Gerald Fleming was born Gerhard Flehinger in Baden-Baden in 1921. His German-Jewish background would strongly influence his academic life and lead to his legacy as one of Europe’s foremost Holocaust historians. The family moved to England following his father’s US manoeuvred release from a concentration camp, soon after the Nazi party’s rise to power. At the start of World War II he was briefly detained in Canada but returned to England to work in a munitions factory. He began his teaching career in 1949 and, together with cartoonist Kenneth Bird, pioneered a new form of language teaching featuring the animated characters La Famille Carré. But it is his research into the question of the significance of the Holocaust to Nazi regime that he will be most publicly remembered for. Years of research into documents emanating from Nazi Germany and SS records from Auschwitz, many of which had been kept closed to western historians, allowed him to trace patterns of codes and repeated euphemism that had helped to disguise Nazi plans for the handling and execution of Jewish people in death camps across Europe. In 1982 he published Hitler and the Final Solution and research he conducted in secret KGB archives was used in the 1994 BBC documentary, Auschwitz: The Blueprint of Genocide. Fuelled by a desire to counteract growing attention to revisionist historians, most notably David Irving, he wanted his work to stand as a record of the true horrors in modern history. “As the death camps recede into history, we can no longer assume that the world knows what once seemed so horribly certain.” Gerald Fleming died on February 25th 2006, aged 84.
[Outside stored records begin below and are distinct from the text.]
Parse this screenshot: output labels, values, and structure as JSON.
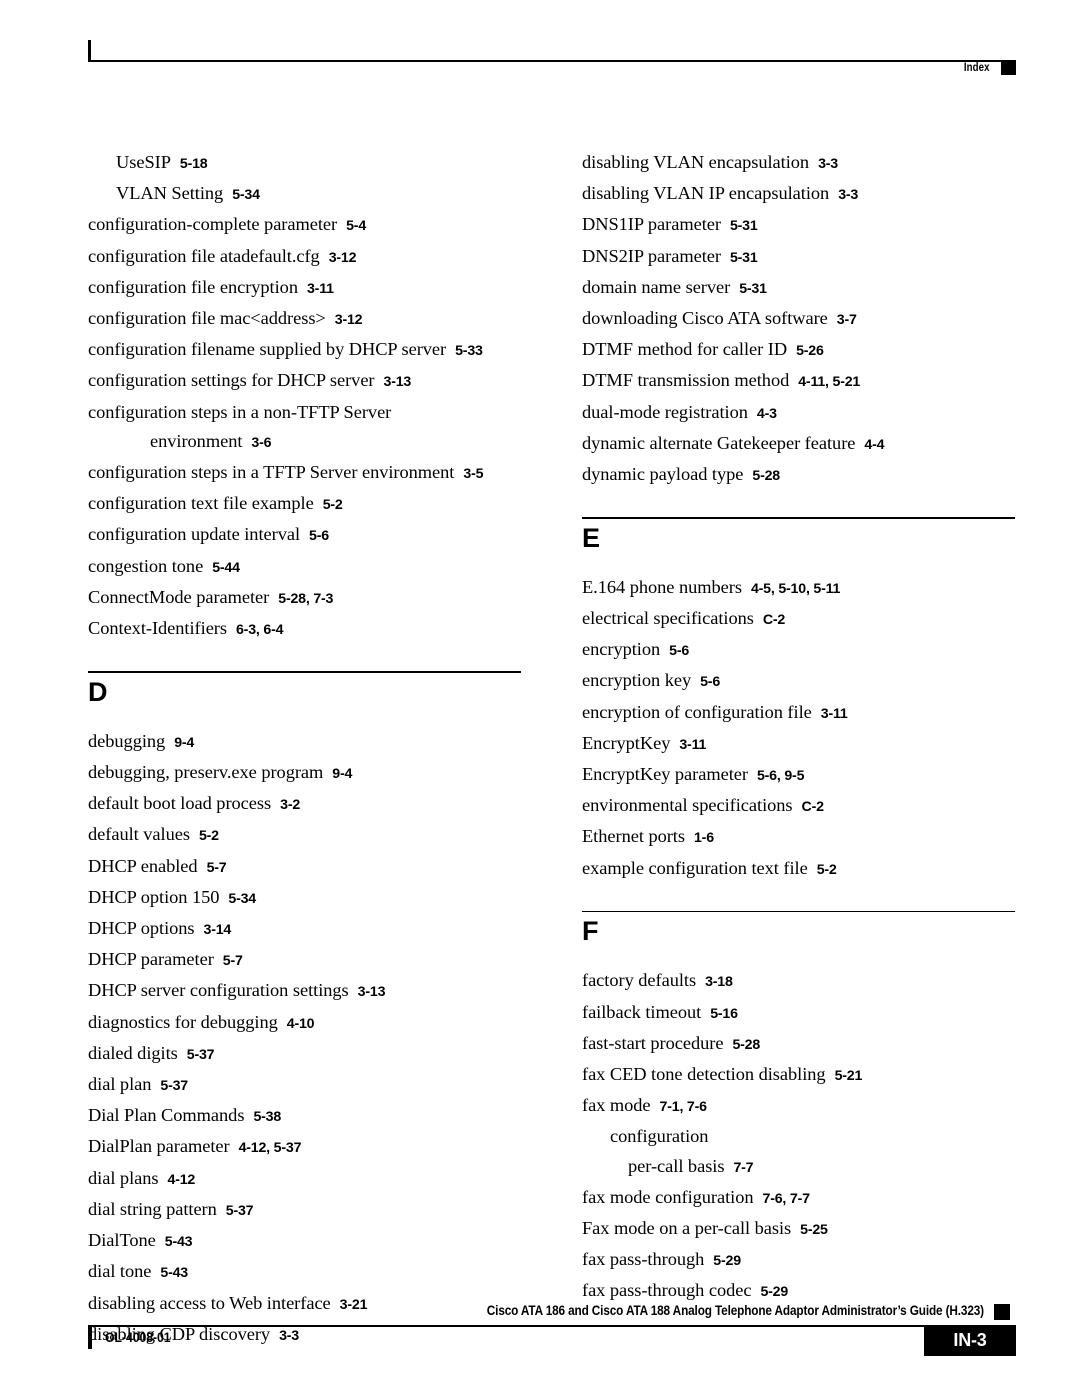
{
  "header": {
    "label": "Index"
  },
  "footer": {
    "guide_title": "Cisco ATA 186 and Cisco ATA 188 Analog Telephone Adaptor Administrator’s Guide (H.323)",
    "doc_id": "OL-4008-01",
    "page_number": "IN-3"
  },
  "columns": [
    {
      "id": "left",
      "blocks": [
        {
          "type": "entries",
          "entries": [
            {
              "level": 2,
              "term": "UseSIP",
              "locator": "5-18"
            },
            {
              "level": 2,
              "term": "VLAN Setting",
              "locator": "5-34"
            },
            {
              "level": 1,
              "term": "configuration-complete parameter",
              "locator": "5-4"
            },
            {
              "level": 1,
              "term": "configuration file atadefault.cfg",
              "locator": "3-12"
            },
            {
              "level": 1,
              "term": "configuration file encryption",
              "locator": "3-11"
            },
            {
              "level": 1,
              "term": "configuration file mac<address>",
              "locator": "3-12"
            },
            {
              "level": 1,
              "term": "configuration filename supplied by DHCP server",
              "locator": "5-33"
            },
            {
              "level": 1,
              "term": "configuration settings for DHCP server",
              "locator": "3-13"
            },
            {
              "level": 1,
              "term": "configuration steps in a non-TFTP Server",
              "locator": ""
            },
            {
              "level": 0,
              "term": "environment",
              "locator": "3-6"
            },
            {
              "level": 1,
              "term": "configuration steps in a TFTP Server environment",
              "locator": "3-5"
            },
            {
              "level": 1,
              "term": "configuration text file example",
              "locator": "5-2"
            },
            {
              "level": 1,
              "term": "configuration update interval",
              "locator": "5-6"
            },
            {
              "level": 1,
              "term": "congestion tone",
              "locator": "5-44"
            },
            {
              "level": 1,
              "term": "ConnectMode parameter",
              "locator": "5-28, 7-3"
            },
            {
              "level": 1,
              "term": "Context-Identifiers",
              "locator": "6-3, 6-4"
            }
          ]
        },
        {
          "type": "section",
          "letter": "D",
          "entries": [
            {
              "level": 1,
              "term": "debugging",
              "locator": "9-4"
            },
            {
              "level": 1,
              "term": "debugging, preserv.exe program",
              "locator": "9-4"
            },
            {
              "level": 1,
              "term": "default boot load process",
              "locator": "3-2"
            },
            {
              "level": 1,
              "term": "default values",
              "locator": "5-2"
            },
            {
              "level": 1,
              "term": "DHCP enabled",
              "locator": "5-7"
            },
            {
              "level": 1,
              "term": "DHCP option 150",
              "locator": "5-34"
            },
            {
              "level": 1,
              "term": "DHCP options",
              "locator": "3-14"
            },
            {
              "level": 1,
              "term": "DHCP parameter",
              "locator": "5-7"
            },
            {
              "level": 1,
              "term": "DHCP server configuration settings",
              "locator": "3-13"
            },
            {
              "level": 1,
              "term": "diagnostics for debugging",
              "locator": "4-10"
            },
            {
              "level": 1,
              "term": "dialed digits",
              "locator": "5-37"
            },
            {
              "level": 1,
              "term": "dial plan",
              "locator": "5-37"
            },
            {
              "level": 1,
              "term": "Dial Plan Commands",
              "locator": "5-38"
            },
            {
              "level": 1,
              "term": "DialPlan parameter",
              "locator": "4-12, 5-37"
            },
            {
              "level": 1,
              "term": "dial plans",
              "locator": "4-12"
            },
            {
              "level": 1,
              "term": "dial string pattern",
              "locator": "5-37"
            },
            {
              "level": 1,
              "term": "DialTone",
              "locator": "5-43"
            },
            {
              "level": 1,
              "term": "dial tone",
              "locator": "5-43"
            },
            {
              "level": 1,
              "term": "disabling access to Web interface",
              "locator": "3-21"
            },
            {
              "level": 1,
              "term": "disabling CDP discovery",
              "locator": "3-3"
            }
          ]
        }
      ]
    },
    {
      "id": "right",
      "blocks": [
        {
          "type": "entries",
          "entries": [
            {
              "level": 1,
              "term": "disabling VLAN encapsulation",
              "locator": "3-3"
            },
            {
              "level": 1,
              "term": "disabling VLAN IP encapsulation",
              "locator": "3-3"
            },
            {
              "level": 1,
              "term": "DNS1IP parameter",
              "locator": "5-31"
            },
            {
              "level": 1,
              "term": "DNS2IP parameter",
              "locator": "5-31"
            },
            {
              "level": 1,
              "term": "domain name server",
              "locator": "5-31"
            },
            {
              "level": 1,
              "term": "downloading Cisco ATA software",
              "locator": "3-7"
            },
            {
              "level": 1,
              "term": "DTMF method for caller ID",
              "locator": "5-26"
            },
            {
              "level": 1,
              "term": "DTMF transmission method",
              "locator": "4-11, 5-21"
            },
            {
              "level": 1,
              "term": "dual-mode registration",
              "locator": "4-3"
            },
            {
              "level": 1,
              "term": "dynamic alternate Gatekeeper feature",
              "locator": "4-4"
            },
            {
              "level": 1,
              "term": "dynamic payload type",
              "locator": "5-28"
            }
          ]
        },
        {
          "type": "section",
          "letter": "E",
          "entries": [
            {
              "level": 1,
              "term": "E.164 phone numbers",
              "locator": "4-5, 5-10, 5-11"
            },
            {
              "level": 1,
              "term": "electrical specifications",
              "locator": "C-2"
            },
            {
              "level": 1,
              "term": "encryption",
              "locator": "5-6"
            },
            {
              "level": 1,
              "term": "encryption key",
              "locator": "5-6"
            },
            {
              "level": 1,
              "term": "encryption of configuration file",
              "locator": "3-11"
            },
            {
              "level": 1,
              "term": "EncryptKey",
              "locator": "3-11"
            },
            {
              "level": 1,
              "term": "EncryptKey parameter",
              "locator": "5-6, 9-5"
            },
            {
              "level": 1,
              "term": "environmental specifications",
              "locator": "C-2"
            },
            {
              "level": 1,
              "term": "Ethernet ports",
              "locator": "1-6"
            },
            {
              "level": 1,
              "term": "example configuration text file",
              "locator": "5-2"
            }
          ]
        },
        {
          "type": "section",
          "letter": "F",
          "entries": [
            {
              "level": 1,
              "term": "factory defaults",
              "locator": "3-18"
            },
            {
              "level": 1,
              "term": "failback timeout",
              "locator": "5-16"
            },
            {
              "level": 1,
              "term": "fast-start procedure",
              "locator": "5-28"
            },
            {
              "level": 1,
              "term": "fax CED tone detection disabling",
              "locator": "5-21"
            },
            {
              "level": 1,
              "term": "fax mode",
              "locator": "7-1, 7-6"
            },
            {
              "level": 2,
              "term": "configuration",
              "locator": ""
            },
            {
              "level": 3,
              "term": "per-call basis",
              "locator": "7-7"
            },
            {
              "level": 1,
              "term": "fax mode configuration",
              "locator": "7-6, 7-7"
            },
            {
              "level": 1,
              "term": "Fax mode on a per-call basis",
              "locator": "5-25"
            },
            {
              "level": 1,
              "term": "fax pass-through",
              "locator": "5-29"
            },
            {
              "level": 1,
              "term": "fax pass-through codec",
              "locator": "5-29"
            }
          ]
        }
      ]
    }
  ]
}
Picture this: an upstate, New York house painter with an education only seven years greater than that of Abraham Lincoln, composing a manuscript entitled: The Waves Of Silence, Poems Of the Shoah, written in four parts: Prelude To Madness, If Angels Could weep, Cries Only God Heard, and The Buden Of Memory with an expecting forword from Elie Wiesel, the survivor with the sad eyes.Is it possible for a non-Jew, such as described above, to undertake such a literary burden? And for what purpose since he has no intention of accepting any of the royalties for his work.All profits are to be given to Yad Vashem. There can be only one, plausible answer. He is making a contribution to memory. But even more than this. He must show to the readers that the victims were human beings, albeit Jews for the most part. He must show, too, that each were members of a family so that one can say that it was my brother and sister and father and mother.It was the loss of families. Only then can any understand what Wiesel meant when he stated that the death of one was a scandal.Numbers are beyond comphrehension.So this writer must live for those who could not live; speak for those who can never speak.And no matter how many attempt to revise the truth, the Holocaust will never rise to the level of disbelief. And it will never end. It has no termination. It is always a moment ago, a moment ago for all eternity. Yea, should the world indiferent turn and close its eyes resigning, the dust of bones of martyred dead shall blot the sun from shining!